**Task to carry out**
The records that follow are to be given again exactly.

==== Data under study

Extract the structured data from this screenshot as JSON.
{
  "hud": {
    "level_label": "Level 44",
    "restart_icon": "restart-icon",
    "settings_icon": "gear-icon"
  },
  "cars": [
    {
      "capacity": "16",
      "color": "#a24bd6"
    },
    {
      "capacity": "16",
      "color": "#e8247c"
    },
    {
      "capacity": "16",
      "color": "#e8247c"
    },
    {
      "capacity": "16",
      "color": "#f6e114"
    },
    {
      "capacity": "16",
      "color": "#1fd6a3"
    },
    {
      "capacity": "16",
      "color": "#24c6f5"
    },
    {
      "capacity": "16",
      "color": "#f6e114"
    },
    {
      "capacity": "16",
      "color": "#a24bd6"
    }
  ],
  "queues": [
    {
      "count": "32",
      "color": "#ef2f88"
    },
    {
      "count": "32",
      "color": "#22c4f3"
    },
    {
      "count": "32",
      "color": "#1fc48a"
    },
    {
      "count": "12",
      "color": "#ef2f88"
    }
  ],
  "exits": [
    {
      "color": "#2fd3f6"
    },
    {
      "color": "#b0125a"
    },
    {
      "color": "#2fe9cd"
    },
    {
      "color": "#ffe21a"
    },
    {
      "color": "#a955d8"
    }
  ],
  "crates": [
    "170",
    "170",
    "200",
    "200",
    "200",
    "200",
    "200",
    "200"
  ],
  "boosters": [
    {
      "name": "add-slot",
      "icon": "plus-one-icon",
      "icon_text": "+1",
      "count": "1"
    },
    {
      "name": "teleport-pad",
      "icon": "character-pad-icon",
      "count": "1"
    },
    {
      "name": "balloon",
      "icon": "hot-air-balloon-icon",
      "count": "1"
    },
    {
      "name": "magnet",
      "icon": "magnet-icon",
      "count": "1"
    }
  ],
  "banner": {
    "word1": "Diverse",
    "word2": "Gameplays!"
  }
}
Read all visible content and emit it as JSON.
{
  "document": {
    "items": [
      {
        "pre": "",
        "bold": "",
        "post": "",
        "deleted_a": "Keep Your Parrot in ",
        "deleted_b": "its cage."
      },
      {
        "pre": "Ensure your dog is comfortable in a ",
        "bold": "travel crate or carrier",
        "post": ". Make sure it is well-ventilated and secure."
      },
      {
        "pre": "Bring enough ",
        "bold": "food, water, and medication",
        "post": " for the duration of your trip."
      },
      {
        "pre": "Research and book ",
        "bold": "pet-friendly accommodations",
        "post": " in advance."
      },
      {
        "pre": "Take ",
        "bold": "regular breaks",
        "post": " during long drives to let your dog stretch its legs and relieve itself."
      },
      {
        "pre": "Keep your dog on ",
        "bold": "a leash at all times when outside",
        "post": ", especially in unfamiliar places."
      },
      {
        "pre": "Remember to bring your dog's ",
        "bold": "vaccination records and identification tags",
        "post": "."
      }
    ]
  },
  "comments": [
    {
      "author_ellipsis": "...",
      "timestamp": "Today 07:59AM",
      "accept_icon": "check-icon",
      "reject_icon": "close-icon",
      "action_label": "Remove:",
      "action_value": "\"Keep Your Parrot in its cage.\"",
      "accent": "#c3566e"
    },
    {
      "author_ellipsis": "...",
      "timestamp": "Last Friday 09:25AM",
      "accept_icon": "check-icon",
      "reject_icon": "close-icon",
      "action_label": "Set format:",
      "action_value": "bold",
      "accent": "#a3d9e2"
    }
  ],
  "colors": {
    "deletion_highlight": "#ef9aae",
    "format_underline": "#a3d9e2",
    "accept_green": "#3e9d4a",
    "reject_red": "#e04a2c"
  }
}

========

**Finished task**
Extract the structured data from this screenshot as JSON.
{
  "hud": {
    "level_label": "Level 44",
    "restart_icon": "restart-icon",
    "settings_icon": "gear-icon"
  },
  "cars": [
    {
      "capacity": "16",
      "color": "#a24bd6"
    },
    {
      "capacity": "16",
      "color": "#e8247c"
    },
    {
      "capacity": "16",
      "color": "#e8247c"
    },
    {
      "capacity": "16",
      "color": "#f6e114"
    },
    {
      "capacity": "16",
      "color": "#1fd6a3"
    },
    {
      "capacity": "16",
      "color": "#24c6f5"
    },
    {
      "capacity": "16",
      "color": "#f6e114"
    },
    {
      "capacity": "16",
      "color": "#a24bd6"
    }
  ],
  "queues": [
    {
      "count": "32",
      "color": "#ef2f88"
    },
    {
      "count": "32",
      "color": "#22c4f3"
    },
    {
      "count": "32",
      "color": "#1fc48a"
    },
    {
      "count": "12",
      "color": "#ef2f88"
    }
  ],
  "exits": [
    {
      "color": "#2fd3f6"
    },
    {
      "color": "#b0125a"
    },
    {
      "color": "#2fe9cd"
    },
    {
      "color": "#ffe21a"
    },
    {
      "color": "#a955d8"
    }
  ],
  "crates": [
    "170",
    "170",
    "200",
    "200",
    "200",
    "200",
    "200",
    "200"
  ],
  "boosters": [
    {
      "name": "add-slot",
      "icon": "plus-one-icon",
      "icon_text": "+1",
      "count": "1"
    },
    {
      "name": "teleport-pad",
      "icon": "character-pad-icon",
      "count": "1"
    },
    {
      "name": "balloon",
      "icon": "hot-air-balloon-icon",
      "count": "1"
    },
    {
      "name": "magnet",
      "icon": "magnet-icon",
      "count": "1"
    }
  ],
  "banner": {
    "word1": "Diverse",
    "word2": "Gameplays!"
  }
}
Read all visible content and emit it as JSON.
{
  "document": {
    "items": [
      {
        "pre": "",
        "bold": "",
        "post": "",
        "deleted_a": "Keep Your Parrot in ",
        "deleted_b": "its cage."
      },
      {
        "pre": "Ensure your dog is comfortable in a ",
        "bold": "travel crate or carrier",
        "post": ". Make sure it is well-ventilated and secure."
      },
      {
        "pre": "Bring enough ",
        "bold": "food, water, and medication",
        "post": " for the duration of your trip."
      },
      {
        "pre": "Research and book ",
        "bold": "pet-friendly accommodations",
        "post": " in advance."
      },
      {
        "pre": "Take ",
        "bold": "regular breaks",
        "post": " during long drives to let your dog stretch its legs and relieve itself."
      },
      {
        "pre": "Keep your dog on ",
        "bold": "a leash at all times when outside",
        "post": ", especially in unfamiliar places."
      },
      {
        "pre": "Remember to bring your dog's ",
        "bold": "vaccination records and identification tags",
        "post": "."
      }
    ]
  },
  "comments": [
    {
      "author_ellipsis": "...",
      "timestamp": "Today 07:59AM",
      "accept_icon": "check-icon",
      "reject_icon": "close-icon",
      "action_label": "Remove:",
      "action_value": "\"Keep Your Parrot in its cage.\"",
      "accent": "#c3566e"
    },
    {
      "author_ellipsis": "...",
      "timestamp": "Last Friday 09:25AM",
      "accept_icon": "check-icon",
      "reject_icon": "close-icon",
      "action_label": "Set format:",
      "action_value": "bold",
      "accent": "#a3d9e2"
    }
  ],
  "colors": {
    "deletion_highlight": "#ef9aae",
    "format_underline": "#a3d9e2",
    "accept_green": "#3e9d4a",
    "reject_red": "#e04a2c"
  }
}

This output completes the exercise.